¶11 The defendant cites Burks v. State, Okl.Cr., 594 P.2d 771 (1979), and Stowe v. State, Okl.Cr., 590 P.2d 679 (1979), in support of his position. However, we find them to be distinguishable. In Burks, to which this writer dissented, the majority held it error to admit evidence of a burglary and larceny of an automobile committed the day after the robbery, in the defendant's trial for robbery with firearms. And in Stowe, we held it error to admit evidence of a burglary of a residence, which occurred at 6:30 p.m., in the defendant's trial for assault and battery with a deadly weapon upon a police officer which occurred in the parking lot of a nightclub at approximately 8:00 p.m. The officer was not investigating the robbery when he attempted to search the defendant and obtain identification.

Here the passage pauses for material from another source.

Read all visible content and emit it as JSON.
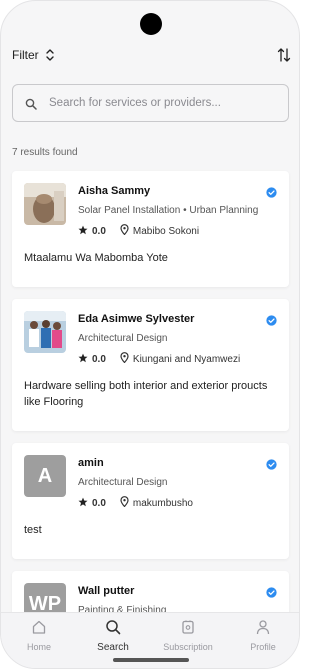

¶12 In the case at bar, the testimony of the officers concerning the events which transpired subsequent to the actual robbery up to and through his apprehension did have probative value on his motive, intent, the absence of mistake or accident, and upon the identity of the defendant as the one who committed the robbery. And we find that the probative value of this evidence outweighed any possible prejudice to the accused.

¶13 Our finding finds support in Buchanan v. State, Okl.Cr., 483 P.2d 1180 (1971), wherein we held admissible testimony of a police officer that the defendant fired his pistol at the officer at the time of his arrest for robbery. And in Shetsky v. State, Okl.Cr., 290 P.2d 149 (1955), we held that evidence of the defendant's flight and his firing on officers in a plainly marked police car was admissible as a part of the res gestae and had bearing upon the defendant's consciousness of guilt.

¶14 We find that the defendant's assignment of error is without merit. And in conclusion, we observe the record is free of any error which would justify modification or reversal. The judgment and sentence is, accordingly, AFFIRMED.

CORNISH, P.J., concurs in results.

BRETT, J., concurs specially.

BRETT, Judge, specially concurring.

¶1 I concur in this decision for the reason neither Burks, supra, or Stowe, supra, are applicable to the facts of this case. Also, the instant case was tried almost four years [608 P.2d 1159] prior to this Court's decisions in Burks and Stowe.